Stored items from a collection
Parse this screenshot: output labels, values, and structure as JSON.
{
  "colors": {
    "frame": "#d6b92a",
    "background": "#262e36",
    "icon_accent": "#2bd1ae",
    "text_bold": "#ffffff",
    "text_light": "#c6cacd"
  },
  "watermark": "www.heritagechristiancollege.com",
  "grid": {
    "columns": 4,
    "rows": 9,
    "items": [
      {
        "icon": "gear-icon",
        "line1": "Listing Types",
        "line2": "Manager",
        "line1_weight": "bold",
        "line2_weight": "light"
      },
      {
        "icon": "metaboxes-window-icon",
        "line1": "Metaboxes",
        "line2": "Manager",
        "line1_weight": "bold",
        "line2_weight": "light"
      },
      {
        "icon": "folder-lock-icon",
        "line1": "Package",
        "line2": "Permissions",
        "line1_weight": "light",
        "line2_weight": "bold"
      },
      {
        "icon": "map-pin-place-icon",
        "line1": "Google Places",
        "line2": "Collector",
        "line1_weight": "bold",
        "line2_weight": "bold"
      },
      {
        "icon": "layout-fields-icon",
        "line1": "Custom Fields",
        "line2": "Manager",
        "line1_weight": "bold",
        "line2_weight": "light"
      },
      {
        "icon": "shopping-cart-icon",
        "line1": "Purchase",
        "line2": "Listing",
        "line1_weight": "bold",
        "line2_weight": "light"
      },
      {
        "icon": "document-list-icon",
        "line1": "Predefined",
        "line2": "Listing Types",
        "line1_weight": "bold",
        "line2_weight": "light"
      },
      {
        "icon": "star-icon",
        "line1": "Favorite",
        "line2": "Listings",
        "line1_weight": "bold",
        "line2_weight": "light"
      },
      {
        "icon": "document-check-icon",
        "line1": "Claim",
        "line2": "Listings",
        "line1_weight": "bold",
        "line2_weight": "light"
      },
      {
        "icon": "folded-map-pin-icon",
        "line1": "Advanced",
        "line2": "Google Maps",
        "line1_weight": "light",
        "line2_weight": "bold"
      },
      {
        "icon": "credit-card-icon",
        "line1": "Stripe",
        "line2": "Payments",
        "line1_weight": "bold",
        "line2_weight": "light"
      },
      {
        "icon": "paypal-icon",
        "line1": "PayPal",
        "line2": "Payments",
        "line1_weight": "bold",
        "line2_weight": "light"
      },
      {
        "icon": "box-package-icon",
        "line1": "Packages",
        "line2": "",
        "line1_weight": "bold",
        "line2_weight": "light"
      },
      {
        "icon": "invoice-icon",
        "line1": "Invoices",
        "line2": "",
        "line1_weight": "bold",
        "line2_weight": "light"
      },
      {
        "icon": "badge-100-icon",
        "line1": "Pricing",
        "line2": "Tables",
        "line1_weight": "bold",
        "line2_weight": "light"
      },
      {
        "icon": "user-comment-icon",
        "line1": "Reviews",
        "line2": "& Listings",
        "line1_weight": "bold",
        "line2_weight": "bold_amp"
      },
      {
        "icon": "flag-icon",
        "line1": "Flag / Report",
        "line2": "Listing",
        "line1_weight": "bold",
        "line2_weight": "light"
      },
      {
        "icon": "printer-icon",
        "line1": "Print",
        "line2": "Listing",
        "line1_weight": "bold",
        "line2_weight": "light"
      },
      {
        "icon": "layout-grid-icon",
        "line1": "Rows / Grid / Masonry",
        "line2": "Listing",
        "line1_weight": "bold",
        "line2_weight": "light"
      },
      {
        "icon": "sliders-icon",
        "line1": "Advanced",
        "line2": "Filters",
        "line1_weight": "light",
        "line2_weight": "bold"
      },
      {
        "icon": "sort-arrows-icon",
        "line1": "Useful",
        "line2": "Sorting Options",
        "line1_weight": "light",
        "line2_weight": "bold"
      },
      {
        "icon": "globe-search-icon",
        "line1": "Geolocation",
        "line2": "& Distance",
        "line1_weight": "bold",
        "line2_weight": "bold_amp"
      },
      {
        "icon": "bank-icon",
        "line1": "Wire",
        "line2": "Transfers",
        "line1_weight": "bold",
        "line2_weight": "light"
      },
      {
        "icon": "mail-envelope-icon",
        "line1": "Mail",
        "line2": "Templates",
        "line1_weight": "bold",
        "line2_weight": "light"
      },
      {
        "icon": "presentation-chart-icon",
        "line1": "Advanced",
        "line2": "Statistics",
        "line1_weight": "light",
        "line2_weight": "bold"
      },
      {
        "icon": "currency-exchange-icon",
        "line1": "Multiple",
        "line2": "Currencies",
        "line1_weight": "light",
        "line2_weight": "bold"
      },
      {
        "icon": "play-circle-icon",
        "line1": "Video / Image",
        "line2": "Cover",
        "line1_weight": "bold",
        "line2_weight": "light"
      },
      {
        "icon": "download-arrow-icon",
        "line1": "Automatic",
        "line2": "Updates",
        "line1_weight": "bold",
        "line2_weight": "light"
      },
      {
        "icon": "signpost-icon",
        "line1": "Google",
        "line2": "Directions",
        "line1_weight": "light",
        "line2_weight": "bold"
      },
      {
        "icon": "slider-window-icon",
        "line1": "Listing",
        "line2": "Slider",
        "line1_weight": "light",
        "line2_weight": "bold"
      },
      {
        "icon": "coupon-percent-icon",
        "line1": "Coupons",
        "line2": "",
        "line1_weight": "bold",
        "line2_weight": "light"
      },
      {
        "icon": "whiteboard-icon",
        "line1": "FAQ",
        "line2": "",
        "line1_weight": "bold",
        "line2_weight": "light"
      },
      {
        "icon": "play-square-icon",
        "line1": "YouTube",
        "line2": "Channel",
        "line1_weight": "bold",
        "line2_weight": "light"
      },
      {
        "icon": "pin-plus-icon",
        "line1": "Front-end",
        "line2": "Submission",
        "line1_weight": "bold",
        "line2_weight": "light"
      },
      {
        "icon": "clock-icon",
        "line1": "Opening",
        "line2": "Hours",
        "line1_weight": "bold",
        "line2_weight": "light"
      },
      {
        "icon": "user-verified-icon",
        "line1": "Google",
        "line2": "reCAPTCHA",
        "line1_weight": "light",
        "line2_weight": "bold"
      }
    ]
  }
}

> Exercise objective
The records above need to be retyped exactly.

> Your solution
Parse this screenshot: output labels, values, and structure as JSON.
{
  "colors": {
    "frame": "#d6b92a",
    "background": "#262e36",
    "icon_accent": "#2bd1ae",
    "text_bold": "#ffffff",
    "text_light": "#c6cacd"
  },
  "watermark": "www.heritagechristiancollege.com",
  "grid": {
    "columns": 4,
    "rows": 9,
    "items": [
      {
        "icon": "gear-icon",
        "line1": "Listing Types",
        "line2": "Manager",
        "line1_weight": "bold",
        "line2_weight": "light"
      },
      {
        "icon": "metaboxes-window-icon",
        "line1": "Metaboxes",
        "line2": "Manager",
        "line1_weight": "bold",
        "line2_weight": "light"
      },
      {
        "icon": "folder-lock-icon",
        "line1": "Package",
        "line2": "Permissions",
        "line1_weight": "light",
        "line2_weight": "bold"
      },
      {
        "icon": "map-pin-place-icon",
        "line1": "Google Places",
        "line2": "Collector",
        "line1_weight": "bold",
        "line2_weight": "bold"
      },
      {
        "icon": "layout-fields-icon",
        "line1": "Custom Fields",
        "line2": "Manager",
        "line1_weight": "bold",
        "line2_weight": "light"
      },
      {
        "icon": "shopping-cart-icon",
        "line1": "Purchase",
        "line2": "Listing",
        "line1_weight": "bold",
        "line2_weight": "light"
      },
      {
        "icon": "document-list-icon",
        "line1": "Predefined",
        "line2": "Listing Types",
        "line1_weight": "bold",
        "line2_weight": "light"
      },
      {
        "icon": "star-icon",
        "line1": "Favorite",
        "line2": "Listings",
        "line1_weight": "bold",
        "line2_weight": "light"
      },
      {
        "icon": "document-check-icon",
        "line1": "Claim",
        "line2": "Listings",
        "line1_weight": "bold",
        "line2_weight": "light"
      },
      {
        "icon": "folded-map-pin-icon",
        "line1": "Advanced",
        "line2": "Google Maps",
        "line1_weight": "light",
        "line2_weight": "bold"
      },
      {
        "icon": "credit-card-icon",
        "line1": "Stripe",
        "line2": "Payments",
        "line1_weight": "bold",
        "line2_weight": "light"
      },
      {
        "icon": "paypal-icon",
        "line1": "PayPal",
        "line2": "Payments",
        "line1_weight": "bold",
        "line2_weight": "light"
      },
      {
        "icon": "box-package-icon",
        "line1": "Packages",
        "line2": "",
        "line1_weight": "bold",
        "line2_weight": "light"
      },
      {
        "icon": "invoice-icon",
        "line1": "Invoices",
        "line2": "",
        "line1_weight": "bold",
        "line2_weight": "light"
      },
      {
        "icon": "badge-100-icon",
        "line1": "Pricing",
        "line2": "Tables",
        "line1_weight": "bold",
        "line2_weight": "light"
      },
      {
        "icon": "user-comment-icon",
        "line1": "Reviews",
        "line2": "& Listings",
        "line1_weight": "bold",
        "line2_weight": "bold_amp"
      },
      {
        "icon": "flag-icon",
        "line1": "Flag / Report",
        "line2": "Listing",
        "line1_weight": "bold",
        "line2_weight": "light"
      },
      {
        "icon": "printer-icon",
        "line1": "Print",
        "line2": "Listing",
        "line1_weight": "bold",
        "line2_weight": "light"
      },
      {
        "icon": "layout-grid-icon",
        "line1": "Rows / Grid / Masonry",
        "line2": "Listing",
        "line1_weight": "bold",
        "line2_weight": "light"
      },
      {
        "icon": "sliders-icon",
        "line1": "Advanced",
        "line2": "Filters",
        "line1_weight": "light",
        "line2_weight": "bold"
      },
      {
        "icon": "sort-arrows-icon",
        "line1": "Useful",
        "line2": "Sorting Options",
        "line1_weight": "light",
        "line2_weight": "bold"
      },
      {
        "icon": "globe-search-icon",
        "line1": "Geolocation",
        "line2": "& Distance",
        "line1_weight": "bold",
        "line2_weight": "bold_amp"
      },
      {
        "icon": "bank-icon",
        "line1": "Wire",
        "line2": "Transfers",
        "line1_weight": "bold",
        "line2_weight": "light"
      },
      {
        "icon": "mail-envelope-icon",
        "line1": "Mail",
        "line2": "Templates",
        "line1_weight": "bold",
        "line2_weight": "light"
      },
      {
        "icon": "presentation-chart-icon",
        "line1": "Advanced",
        "line2": "Statistics",
        "line1_weight": "light",
        "line2_weight": "bold"
      },
      {
        "icon": "currency-exchange-icon",
        "line1": "Multiple",
        "line2": "Currencies",
        "line1_weight": "light",
        "line2_weight": "bold"
      },
      {
        "icon": "play-circle-icon",
        "line1": "Video / Image",
        "line2": "Cover",
        "line1_weight": "bold",
        "line2_weight": "light"
      },
      {
        "icon": "download-arrow-icon",
        "line1": "Automatic",
        "line2": "Updates",
        "line1_weight": "bold",
        "line2_weight": "light"
      },
      {
        "icon": "signpost-icon",
        "line1": "Google",
        "line2": "Directions",
        "line1_weight": "light",
        "line2_weight": "bold"
      },
      {
        "icon": "slider-window-icon",
        "line1": "Listing",
        "line2": "Slider",
        "line1_weight": "light",
        "line2_weight": "bold"
      },
      {
        "icon": "coupon-percent-icon",
        "line1": "Coupons",
        "line2": "",
        "line1_weight": "bold",
        "line2_weight": "light"
      },
      {
        "icon": "whiteboard-icon",
        "line1": "FAQ",
        "line2": "",
        "line1_weight": "bold",
        "line2_weight": "light"
      },
      {
        "icon": "play-square-icon",
        "line1": "YouTube",
        "line2": "Channel",
        "line1_weight": "bold",
        "line2_weight": "light"
      },
      {
        "icon": "pin-plus-icon",
        "line1": "Front-end",
        "line2": "Submission",
        "line1_weight": "bold",
        "line2_weight": "light"
      },
      {
        "icon": "clock-icon",
        "line1": "Opening",
        "line2": "Hours",
        "line1_weight": "bold",
        "line2_weight": "light"
      },
      {
        "icon": "user-verified-icon",
        "line1": "Google",
        "line2": "reCAPTCHA",
        "line1_weight": "light",
        "line2_weight": "bold"
      }
    ]
  }
}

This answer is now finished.